For six weeks in October and November, provincial workplace officers visited 73 commercial construction sites involving 146 employers in Calgary, Edmonton and other parts of Alberta.
The industry was warned of the inspection blitz. In all, 214 safety violations were discovered. A quarter of the infractions were so serious that government officers issued orders halting work or the use of equipment because employees faced imminent danger.
Top hazards involved working at heights without adequate fall protection and failing to properly safeguard against threats, such as openings in floors.
"The results are nothing but disappointing; I'm quite disgusted with the numbers," Lukaszuk said.
"What it really tells me is that they're not getting it, and when I say they, I mean everybody involved," the employment minister said.
"I made it clear that the hammer is coming down, but these results lead me to believe that the hammer will have to get bigger and bigger until we curtail these numbers."
Opposition politicians and a labour leader are skeptical of Lukaszuk's tough talk, contending the government needs to hire a lot more inspectors and take more violators to court if it's serious about cracking down and improving job safety.
Alberta workers consistently face one of the highest fatality rates in the country. During the past decade's frenzied economic boom, 1,285 employees lost their lives.
Yet a Herald investigation published in June revealed Alberta was the least likely province to prosecute safety offenders in 2008.
"This is a really big problem. Tough rhetoric isn't going to fix" it, said Gil McGowan, president to the Alberta Federation of Labour.

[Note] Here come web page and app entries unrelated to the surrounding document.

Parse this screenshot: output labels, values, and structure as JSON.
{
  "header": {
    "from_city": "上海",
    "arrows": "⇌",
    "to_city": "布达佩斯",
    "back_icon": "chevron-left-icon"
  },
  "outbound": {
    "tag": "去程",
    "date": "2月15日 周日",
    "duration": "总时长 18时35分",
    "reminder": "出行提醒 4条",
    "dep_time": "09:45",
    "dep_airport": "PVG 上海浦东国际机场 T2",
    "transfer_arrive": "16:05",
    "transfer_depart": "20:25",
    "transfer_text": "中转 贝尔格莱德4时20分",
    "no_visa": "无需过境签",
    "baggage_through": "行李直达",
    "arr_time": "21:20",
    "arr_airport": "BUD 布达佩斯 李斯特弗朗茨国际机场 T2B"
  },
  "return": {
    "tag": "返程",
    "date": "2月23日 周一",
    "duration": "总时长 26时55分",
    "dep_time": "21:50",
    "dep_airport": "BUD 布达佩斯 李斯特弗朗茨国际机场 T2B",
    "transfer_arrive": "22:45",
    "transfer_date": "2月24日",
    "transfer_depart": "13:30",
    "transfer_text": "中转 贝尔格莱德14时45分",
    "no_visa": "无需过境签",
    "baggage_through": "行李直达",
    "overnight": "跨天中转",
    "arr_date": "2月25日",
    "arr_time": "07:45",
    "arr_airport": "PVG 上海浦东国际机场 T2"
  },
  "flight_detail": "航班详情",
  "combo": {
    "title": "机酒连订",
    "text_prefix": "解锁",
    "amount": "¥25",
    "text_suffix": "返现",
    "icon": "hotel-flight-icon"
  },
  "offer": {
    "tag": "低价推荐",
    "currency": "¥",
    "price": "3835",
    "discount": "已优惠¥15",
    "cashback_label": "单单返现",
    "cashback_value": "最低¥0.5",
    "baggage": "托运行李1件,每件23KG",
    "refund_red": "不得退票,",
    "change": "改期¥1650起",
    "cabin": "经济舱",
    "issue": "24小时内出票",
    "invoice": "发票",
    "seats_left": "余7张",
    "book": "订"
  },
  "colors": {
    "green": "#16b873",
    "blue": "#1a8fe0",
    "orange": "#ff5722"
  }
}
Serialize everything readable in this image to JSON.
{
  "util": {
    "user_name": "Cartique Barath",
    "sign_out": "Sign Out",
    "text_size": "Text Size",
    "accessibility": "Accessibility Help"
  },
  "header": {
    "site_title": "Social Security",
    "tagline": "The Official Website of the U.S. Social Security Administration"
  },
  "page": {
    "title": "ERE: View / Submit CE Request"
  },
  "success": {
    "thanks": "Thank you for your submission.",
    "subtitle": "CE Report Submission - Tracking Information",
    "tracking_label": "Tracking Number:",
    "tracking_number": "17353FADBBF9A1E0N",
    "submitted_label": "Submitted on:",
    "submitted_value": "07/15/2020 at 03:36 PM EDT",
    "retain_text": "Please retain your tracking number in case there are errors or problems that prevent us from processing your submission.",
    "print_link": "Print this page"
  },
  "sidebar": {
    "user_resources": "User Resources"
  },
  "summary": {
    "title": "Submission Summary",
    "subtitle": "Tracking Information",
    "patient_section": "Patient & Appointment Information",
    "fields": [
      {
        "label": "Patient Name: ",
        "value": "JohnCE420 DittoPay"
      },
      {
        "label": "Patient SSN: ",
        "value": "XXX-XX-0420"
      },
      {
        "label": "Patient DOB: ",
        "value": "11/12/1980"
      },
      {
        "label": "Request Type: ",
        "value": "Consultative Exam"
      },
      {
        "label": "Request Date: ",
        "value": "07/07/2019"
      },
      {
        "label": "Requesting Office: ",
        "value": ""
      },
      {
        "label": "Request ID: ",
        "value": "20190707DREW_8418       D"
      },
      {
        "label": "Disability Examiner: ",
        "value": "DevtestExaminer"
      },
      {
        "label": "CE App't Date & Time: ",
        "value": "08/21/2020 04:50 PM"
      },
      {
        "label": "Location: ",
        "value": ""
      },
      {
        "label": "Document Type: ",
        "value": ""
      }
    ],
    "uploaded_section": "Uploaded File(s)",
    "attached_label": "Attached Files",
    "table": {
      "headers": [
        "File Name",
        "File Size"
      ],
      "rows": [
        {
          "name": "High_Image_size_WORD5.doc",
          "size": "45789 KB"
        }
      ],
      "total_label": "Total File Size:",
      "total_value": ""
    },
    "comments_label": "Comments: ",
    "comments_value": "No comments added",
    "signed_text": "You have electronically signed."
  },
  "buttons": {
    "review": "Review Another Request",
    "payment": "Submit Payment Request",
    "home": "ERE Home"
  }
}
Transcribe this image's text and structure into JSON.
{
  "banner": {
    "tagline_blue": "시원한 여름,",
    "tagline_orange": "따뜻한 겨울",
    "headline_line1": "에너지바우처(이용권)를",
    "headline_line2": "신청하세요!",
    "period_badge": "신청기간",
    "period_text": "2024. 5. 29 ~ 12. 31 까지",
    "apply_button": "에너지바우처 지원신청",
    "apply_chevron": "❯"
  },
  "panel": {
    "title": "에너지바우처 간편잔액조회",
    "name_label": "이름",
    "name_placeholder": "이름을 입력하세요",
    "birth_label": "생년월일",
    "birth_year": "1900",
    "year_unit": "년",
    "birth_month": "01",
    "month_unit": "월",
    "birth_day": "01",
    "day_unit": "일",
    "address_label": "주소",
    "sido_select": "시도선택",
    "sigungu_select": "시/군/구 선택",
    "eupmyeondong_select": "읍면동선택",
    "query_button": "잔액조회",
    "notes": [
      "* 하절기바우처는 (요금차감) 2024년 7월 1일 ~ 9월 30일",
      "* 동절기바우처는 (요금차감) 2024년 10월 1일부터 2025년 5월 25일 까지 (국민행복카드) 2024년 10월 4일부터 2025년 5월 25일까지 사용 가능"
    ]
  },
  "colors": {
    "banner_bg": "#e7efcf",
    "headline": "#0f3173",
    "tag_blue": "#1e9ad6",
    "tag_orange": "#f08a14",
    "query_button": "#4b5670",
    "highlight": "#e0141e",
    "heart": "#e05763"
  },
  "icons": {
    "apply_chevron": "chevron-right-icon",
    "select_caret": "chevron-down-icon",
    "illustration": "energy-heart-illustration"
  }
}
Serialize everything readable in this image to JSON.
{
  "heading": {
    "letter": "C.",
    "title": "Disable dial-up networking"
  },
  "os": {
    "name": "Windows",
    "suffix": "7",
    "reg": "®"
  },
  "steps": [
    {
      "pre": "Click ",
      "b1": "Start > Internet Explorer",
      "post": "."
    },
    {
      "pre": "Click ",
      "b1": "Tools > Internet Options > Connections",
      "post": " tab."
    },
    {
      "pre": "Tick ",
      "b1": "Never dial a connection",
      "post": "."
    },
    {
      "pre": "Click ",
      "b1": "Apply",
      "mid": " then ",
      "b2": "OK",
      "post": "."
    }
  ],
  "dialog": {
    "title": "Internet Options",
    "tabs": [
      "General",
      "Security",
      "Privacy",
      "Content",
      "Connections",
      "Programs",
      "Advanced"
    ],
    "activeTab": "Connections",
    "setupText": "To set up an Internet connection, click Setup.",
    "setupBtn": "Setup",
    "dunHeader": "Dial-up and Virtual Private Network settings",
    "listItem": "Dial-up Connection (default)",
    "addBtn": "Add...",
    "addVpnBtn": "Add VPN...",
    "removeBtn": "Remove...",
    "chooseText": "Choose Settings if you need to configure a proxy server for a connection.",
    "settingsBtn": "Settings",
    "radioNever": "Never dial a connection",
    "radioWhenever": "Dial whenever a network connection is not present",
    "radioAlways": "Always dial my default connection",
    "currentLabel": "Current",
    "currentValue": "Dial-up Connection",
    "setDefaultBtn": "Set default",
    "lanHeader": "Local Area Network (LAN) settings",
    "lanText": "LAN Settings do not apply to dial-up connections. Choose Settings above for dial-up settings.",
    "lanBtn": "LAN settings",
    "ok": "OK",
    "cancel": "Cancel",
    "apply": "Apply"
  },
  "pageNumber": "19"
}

"The only thing that is going to fix the problem is a dramatically different approach on the province's part to inspection and enforcement, and that means new resources."
The Stelmach government has embarked on a series of changes to its workplace enforcement system this year after numerous problems were exposed in separate probes by the auditor general and the Herald. On Tuesday, Lukaszuk pledged more measures are in the works, noting Alberta is examining workplace safety tools used in other provinces and countries.
In the meantime, increased scrutiny of commercial construction projects will continue, and inspection blitzes will expand next year to include residential construction and sectors that rely heavily on forklifts and young workers.
Lukaszuk said he's also ready to move forward with a ticketing system for workplace safety violations, a model in force in several other provinces.
Government occupational officers would be given the power to issue on-the-spot fines to employers and workers, an idea explored -- and later abandoned -- under the Klein government.
"These (inspection) numbers only reinforce my resolve in bringing it into play," Lukaszuk said.
Alberta Employment is ironing out the details of a workplace ticketing plan with the Justice Department. The measure would need Tory caucus and cabinet approval.
Ticketing systems, generally known as "administrative fines," vary widely across the country, ranging from penalties of a few hundred dollars in Ontario to hundreds of thousands of dollars in B.C., where the scheme is uniquely tied to an employer's size.
Strathmore-area farmer Darryl Roppel is encouraged by the Alberta government's renewed focus on workplace safety. His son Jordan was killed on the job nearly seven years ago at the age of 18, struck dead when a pickup truck's metal ball hitch broke and flew toward him.
Although provincial investigators determined proper safety practices weren't followed, no occupational charges were laid.
Roppel believes employers who break rules should be held accountable. More government inspections and on-the-stop fines should help improve job safety, he added.
"Nobody is checking these companies to see if these young kids are being properly trained," Roppel said.
"They always use the excuse that they don't have enough people to check up on this. Well, I think it's time they start getting some people to do this."
The Liberals and NDP aren't surprised by the troubling results of the government's construction inspection blitz. The opposition parties contend too many employers have been allowed to break safety rules without tough consequences for years.
Grit MLA Hugh MacDonald, the party's labour critic, wants the province to pour more money into enforcement by reducing insurance rebates given to companies with government-endorsed safety certificates. Last year, employers received $70 million in rebates from the Workers' Compensation Board, while $15 million was spent enforcing workplace laws.
MacDonald noted over the past five years that between 65 and 80 per cent of all job site inspections resulted in the issuing of a safety order.
"A lot of these violations save the owners time and money in the short run," the Liberal MLA said. "Voluntary compliance hasn't worked."
Calgary Herald, Wed Jan 5 2011
Byline: Renata D'Aliesio